» Records for the task
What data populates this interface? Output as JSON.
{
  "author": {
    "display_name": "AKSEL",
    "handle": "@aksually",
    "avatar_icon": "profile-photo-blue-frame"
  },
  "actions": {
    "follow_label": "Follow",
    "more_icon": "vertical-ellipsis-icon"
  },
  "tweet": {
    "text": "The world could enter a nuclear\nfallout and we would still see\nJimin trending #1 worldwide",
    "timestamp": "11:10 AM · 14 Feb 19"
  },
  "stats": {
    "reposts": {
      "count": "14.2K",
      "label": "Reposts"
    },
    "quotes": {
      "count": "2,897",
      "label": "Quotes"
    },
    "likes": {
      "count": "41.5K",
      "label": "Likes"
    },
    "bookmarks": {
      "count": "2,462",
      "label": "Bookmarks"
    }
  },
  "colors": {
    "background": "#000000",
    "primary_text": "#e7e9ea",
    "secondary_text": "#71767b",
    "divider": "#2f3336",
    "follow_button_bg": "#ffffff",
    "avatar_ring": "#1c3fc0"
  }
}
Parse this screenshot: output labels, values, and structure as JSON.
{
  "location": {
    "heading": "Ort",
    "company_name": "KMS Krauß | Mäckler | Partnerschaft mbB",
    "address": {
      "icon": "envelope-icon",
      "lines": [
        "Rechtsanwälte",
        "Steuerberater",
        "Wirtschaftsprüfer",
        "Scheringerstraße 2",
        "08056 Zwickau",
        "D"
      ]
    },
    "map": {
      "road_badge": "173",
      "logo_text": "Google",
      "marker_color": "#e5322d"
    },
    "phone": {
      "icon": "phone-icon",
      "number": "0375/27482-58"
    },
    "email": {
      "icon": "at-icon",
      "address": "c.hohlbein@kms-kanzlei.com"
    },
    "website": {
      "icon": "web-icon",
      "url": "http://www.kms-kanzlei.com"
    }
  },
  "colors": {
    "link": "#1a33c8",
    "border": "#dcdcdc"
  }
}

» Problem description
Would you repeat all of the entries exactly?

» Answer to the problem
What data populates this interface? Output as JSON.
{
  "author": {
    "display_name": "AKSEL",
    "handle": "@aksually",
    "avatar_icon": "profile-photo-blue-frame"
  },
  "actions": {
    "follow_label": "Follow",
    "more_icon": "vertical-ellipsis-icon"
  },
  "tweet": {
    "text": "The world could enter a nuclear\nfallout and we would still see\nJimin trending #1 worldwide",
    "timestamp": "11:10 AM · 14 Feb 19"
  },
  "stats": {
    "reposts": {
      "count": "14.2K",
      "label": "Reposts"
    },
    "quotes": {
      "count": "2,897",
      "label": "Quotes"
    },
    "likes": {
      "count": "41.5K",
      "label": "Likes"
    },
    "bookmarks": {
      "count": "2,462",
      "label": "Bookmarks"
    }
  },
  "colors": {
    "background": "#000000",
    "primary_text": "#e7e9ea",
    "secondary_text": "#71767b",
    "divider": "#2f3336",
    "follow_button_bg": "#ffffff",
    "avatar_ring": "#1c3fc0"
  }
}
Parse this screenshot: output labels, values, and structure as JSON.
{
  "location": {
    "heading": "Ort",
    "company_name": "KMS Krauß | Mäckler | Partnerschaft mbB",
    "address": {
      "icon": "envelope-icon",
      "lines": [
        "Rechtsanwälte",
        "Steuerberater",
        "Wirtschaftsprüfer",
        "Scheringerstraße 2",
        "08056 Zwickau",
        "D"
      ]
    },
    "map": {
      "road_badge": "173",
      "logo_text": "Google",
      "marker_color": "#e5322d"
    },
    "phone": {
      "icon": "phone-icon",
      "number": "0375/27482-58"
    },
    "email": {
      "icon": "at-icon",
      "address": "c.hohlbein@kms-kanzlei.com"
    },
    "website": {
      "icon": "web-icon",
      "url": "http://www.kms-kanzlei.com"
    }
  },
  "colors": {
    "link": "#1a33c8",
    "border": "#dcdcdc"
  }
}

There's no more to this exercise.